 A. Miller, Y. Xia, K. Croman, E. Shi, and D. Song. "The Honey Badger of BFT Protocols". In: Proceedings of the 2016 ACM SIGSAC Conference on Computer and Communications Security. CCS '16. Vienna, Austria: ACM, 2016, pp. 31-42. isbn: 978-1-4503-4139-4.
 I. Abraham, D. Malkhi, K. Nayak, L. Ren, and M. Yin. "Sync HotStuff: Simple and Practical Synchronous State Machine Replication". In: IEEE Symposium on Security and Privacy (S&P). 2020, pp. 106-118.
 T. Albouy, D. Frey, M. Raynal, and F. Taïani. "Good-Case Early-Stopping Latency of Synchronous Byzantine Reliable Broadcast: The Deterministic Case". In: DISC. Vol. 246. LIPIcs. Schloss Dagstuhl - Leibniz-Zentrum fu ̈r Informatik, 2022, 4:1-4:22.
 D. Frey, L. Guillou, M. Raynal, and F. Taïani. "Consensus-Free Ledgers When Operations of Distinct Processes are Commutative". In: PaCT. Vol. 12942. Lecture Notes in Computer Science. Springer, 2021, pp. 359-370.
 T. Albouy, D. Frey, M. Raynal, and F. Taïani. "Byzantine-Tolerant Reliable Broadcast in the Presence of Silent Churn". In: SSS. Vol. 13046. Lecture Notes in Computer Science. Springer, 2021, pp. 21-33.

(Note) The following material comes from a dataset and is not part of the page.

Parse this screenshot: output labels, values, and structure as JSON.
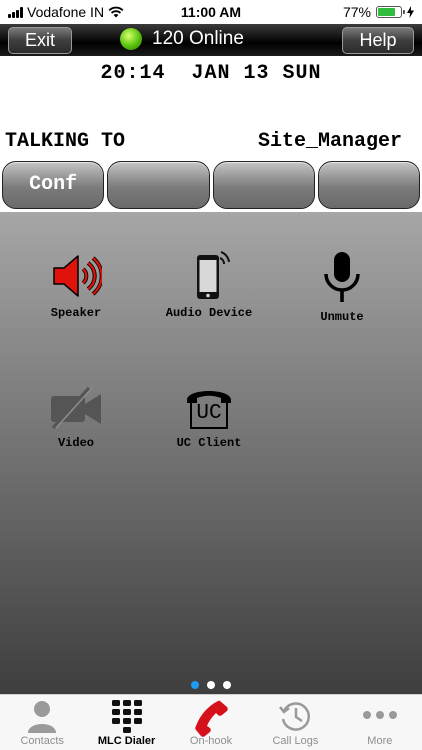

 A. Auvolat, D.Frey, M. Raynal, and F. Taïani."Byzantine-tolerant causal broadcast". In: Theor. Comput. Sci. 885 (2021), pp. 55-68.